Type out all the records once more, exactly.
START Dataset content
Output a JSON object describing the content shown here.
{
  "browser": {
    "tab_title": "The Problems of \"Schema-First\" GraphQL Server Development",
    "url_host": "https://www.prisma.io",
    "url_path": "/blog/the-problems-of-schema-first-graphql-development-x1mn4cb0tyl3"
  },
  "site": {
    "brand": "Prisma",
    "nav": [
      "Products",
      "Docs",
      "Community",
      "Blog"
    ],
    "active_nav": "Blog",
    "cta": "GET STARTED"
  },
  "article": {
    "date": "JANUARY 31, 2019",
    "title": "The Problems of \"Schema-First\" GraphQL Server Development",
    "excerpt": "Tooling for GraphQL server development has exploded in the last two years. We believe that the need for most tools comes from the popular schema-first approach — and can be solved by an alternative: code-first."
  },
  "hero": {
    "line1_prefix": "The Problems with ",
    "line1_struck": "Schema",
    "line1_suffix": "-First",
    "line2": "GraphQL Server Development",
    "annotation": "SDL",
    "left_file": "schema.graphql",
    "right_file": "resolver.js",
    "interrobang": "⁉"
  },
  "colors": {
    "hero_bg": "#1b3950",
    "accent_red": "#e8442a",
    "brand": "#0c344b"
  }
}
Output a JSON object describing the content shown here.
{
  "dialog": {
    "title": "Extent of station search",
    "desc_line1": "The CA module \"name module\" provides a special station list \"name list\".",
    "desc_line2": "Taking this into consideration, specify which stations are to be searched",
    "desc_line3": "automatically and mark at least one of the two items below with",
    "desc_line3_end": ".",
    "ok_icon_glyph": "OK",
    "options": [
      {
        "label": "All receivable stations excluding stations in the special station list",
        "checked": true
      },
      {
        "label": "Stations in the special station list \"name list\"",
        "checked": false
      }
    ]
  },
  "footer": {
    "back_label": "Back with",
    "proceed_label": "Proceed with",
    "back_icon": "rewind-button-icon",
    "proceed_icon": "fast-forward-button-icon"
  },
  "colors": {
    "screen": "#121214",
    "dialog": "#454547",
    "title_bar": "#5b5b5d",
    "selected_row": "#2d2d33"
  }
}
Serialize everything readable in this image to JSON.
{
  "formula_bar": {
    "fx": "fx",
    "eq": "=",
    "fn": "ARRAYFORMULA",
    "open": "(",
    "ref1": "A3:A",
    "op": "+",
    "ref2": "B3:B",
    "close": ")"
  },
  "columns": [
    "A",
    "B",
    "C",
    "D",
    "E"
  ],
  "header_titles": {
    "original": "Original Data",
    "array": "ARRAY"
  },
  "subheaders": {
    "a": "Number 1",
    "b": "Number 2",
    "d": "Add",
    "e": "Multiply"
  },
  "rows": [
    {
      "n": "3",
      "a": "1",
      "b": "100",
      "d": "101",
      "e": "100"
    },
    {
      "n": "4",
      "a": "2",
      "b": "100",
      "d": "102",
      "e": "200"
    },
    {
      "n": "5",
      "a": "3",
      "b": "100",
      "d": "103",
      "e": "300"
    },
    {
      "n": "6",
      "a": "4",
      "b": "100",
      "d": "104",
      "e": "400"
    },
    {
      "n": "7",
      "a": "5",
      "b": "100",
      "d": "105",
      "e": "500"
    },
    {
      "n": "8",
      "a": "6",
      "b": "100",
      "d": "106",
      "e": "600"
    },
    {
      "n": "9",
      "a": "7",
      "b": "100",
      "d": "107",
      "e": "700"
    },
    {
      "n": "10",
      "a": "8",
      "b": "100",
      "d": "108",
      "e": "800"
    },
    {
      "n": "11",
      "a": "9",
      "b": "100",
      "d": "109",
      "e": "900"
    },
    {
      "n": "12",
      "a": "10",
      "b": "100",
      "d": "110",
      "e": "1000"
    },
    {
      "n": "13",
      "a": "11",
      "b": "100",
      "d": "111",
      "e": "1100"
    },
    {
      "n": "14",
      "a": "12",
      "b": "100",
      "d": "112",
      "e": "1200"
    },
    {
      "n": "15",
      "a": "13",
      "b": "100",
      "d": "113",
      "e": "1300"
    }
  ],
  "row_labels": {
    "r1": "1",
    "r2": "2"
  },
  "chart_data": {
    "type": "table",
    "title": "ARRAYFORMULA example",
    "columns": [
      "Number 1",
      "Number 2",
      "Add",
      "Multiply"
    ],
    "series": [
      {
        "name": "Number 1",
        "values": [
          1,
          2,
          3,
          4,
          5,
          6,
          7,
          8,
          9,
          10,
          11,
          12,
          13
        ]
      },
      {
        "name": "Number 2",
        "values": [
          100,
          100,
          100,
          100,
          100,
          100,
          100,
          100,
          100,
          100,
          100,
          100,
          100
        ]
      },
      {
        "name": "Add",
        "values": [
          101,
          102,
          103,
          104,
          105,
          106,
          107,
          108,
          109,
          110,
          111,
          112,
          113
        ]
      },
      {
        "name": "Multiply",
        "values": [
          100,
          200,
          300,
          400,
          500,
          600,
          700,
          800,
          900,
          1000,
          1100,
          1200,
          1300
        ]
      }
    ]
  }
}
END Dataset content
# Answer
Output a JSON object describing the content shown here.
{
  "browser": {
    "tab_title": "The Problems of \"Schema-First\" GraphQL Server Development",
    "url_host": "https://www.prisma.io",
    "url_path": "/blog/the-problems-of-schema-first-graphql-development-x1mn4cb0tyl3"
  },
  "site": {
    "brand": "Prisma",
    "nav": [
      "Products",
      "Docs",
      "Community",
      "Blog"
    ],
    "active_nav": "Blog",
    "cta": "GET STARTED"
  },
  "article": {
    "date": "JANUARY 31, 2019",
    "title": "The Problems of \"Schema-First\" GraphQL Server Development",
    "excerpt": "Tooling for GraphQL server development has exploded in the last two years. We believe that the need for most tools comes from the popular schema-first approach — and can be solved by an alternative: code-first."
  },
  "hero": {
    "line1_prefix": "The Problems with ",
    "line1_struck": "Schema",
    "line1_suffix": "-First",
    "line2": "GraphQL Server Development",
    "annotation": "SDL",
    "left_file": "schema.graphql",
    "right_file": "resolver.js",
    "interrobang": "⁉"
  },
  "colors": {
    "hero_bg": "#1b3950",
    "accent_red": "#e8442a",
    "brand": "#0c344b"
  }
}
Output a JSON object describing the content shown here.
{
  "dialog": {
    "title": "Extent of station search",
    "desc_line1": "The CA module \"name module\" provides a special station list \"name list\".",
    "desc_line2": "Taking this into consideration, specify which stations are to be searched",
    "desc_line3": "automatically and mark at least one of the two items below with",
    "desc_line3_end": ".",
    "ok_icon_glyph": "OK",
    "options": [
      {
        "label": "All receivable stations excluding stations in the special station list",
        "checked": true
      },
      {
        "label": "Stations in the special station list \"name list\"",
        "checked": false
      }
    ]
  },
  "footer": {
    "back_label": "Back with",
    "proceed_label": "Proceed with",
    "back_icon": "rewind-button-icon",
    "proceed_icon": "fast-forward-button-icon"
  },
  "colors": {
    "screen": "#121214",
    "dialog": "#454547",
    "title_bar": "#5b5b5d",
    "selected_row": "#2d2d33"
  }
}
Serialize everything readable in this image to JSON.
{
  "formula_bar": {
    "fx": "fx",
    "eq": "=",
    "fn": "ARRAYFORMULA",
    "open": "(",
    "ref1": "A3:A",
    "op": "+",
    "ref2": "B3:B",
    "close": ")"
  },
  "columns": [
    "A",
    "B",
    "C",
    "D",
    "E"
  ],
  "header_titles": {
    "original": "Original Data",
    "array": "ARRAY"
  },
  "subheaders": {
    "a": "Number 1",
    "b": "Number 2",
    "d": "Add",
    "e": "Multiply"
  },
  "rows": [
    {
      "n": "3",
      "a": "1",
      "b": "100",
      "d": "101",
      "e": "100"
    },
    {
      "n": "4",
      "a": "2",
      "b": "100",
      "d": "102",
      "e": "200"
    },
    {
      "n": "5",
      "a": "3",
      "b": "100",
      "d": "103",
      "e": "300"
    },
    {
      "n": "6",
      "a": "4",
      "b": "100",
      "d": "104",
      "e": "400"
    },
    {
      "n": "7",
      "a": "5",
      "b": "100",
      "d": "105",
      "e": "500"
    },
    {
      "n": "8",
      "a": "6",
      "b": "100",
      "d": "106",
      "e": "600"
    },
    {
      "n": "9",
      "a": "7",
      "b": "100",
      "d": "107",
      "e": "700"
    },
    {
      "n": "10",
      "a": "8",
      "b": "100",
      "d": "108",
      "e": "800"
    },
    {
      "n": "11",
      "a": "9",
      "b": "100",
      "d": "109",
      "e": "900"
    },
    {
      "n": "12",
      "a": "10",
      "b": "100",
      "d": "110",
      "e": "1000"
    },
    {
      "n": "13",
      "a": "11",
      "b": "100",
      "d": "111",
      "e": "1100"
    },
    {
      "n": "14",
      "a": "12",
      "b": "100",
      "d": "112",
      "e": "1200"
    },
    {
      "n": "15",
      "a": "13",
      "b": "100",
      "d": "113",
      "e": "1300"
    }
  ],
  "row_labels": {
    "r1": "1",
    "r2": "2"
  },
  "chart_data": {
    "type": "table",
    "title": "ARRAYFORMULA example",
    "columns": [
      "Number 1",
      "Number 2",
      "Add",
      "Multiply"
    ],
    "series": [
      {
        "name": "Number 1",
        "values": [
          1,
          2,
          3,
          4,
          5,
          6,
          7,
          8,
          9,
          10,
          11,
          12,
          13
        ]
      },
      {
        "name": "Number 2",
        "values": [
          100,
          100,
          100,
          100,
          100,
          100,
          100,
          100,
          100,
          100,
          100,
          100,
          100
        ]
      },
      {
        "name": "Add",
        "values": [
          101,
          102,
          103,
          104,
          105,
          106,
          107,
          108,
          109,
          110,
          111,
          112,
          113
        ]
      },
      {
        "name": "Multiply",
        "values": [
          100,
          200,
          300,
          400,
          500,
          600,
          700,
          800,
          900,
          1000,
          1100,
          1200,
          1300
        ]
      }
    ]
  }
}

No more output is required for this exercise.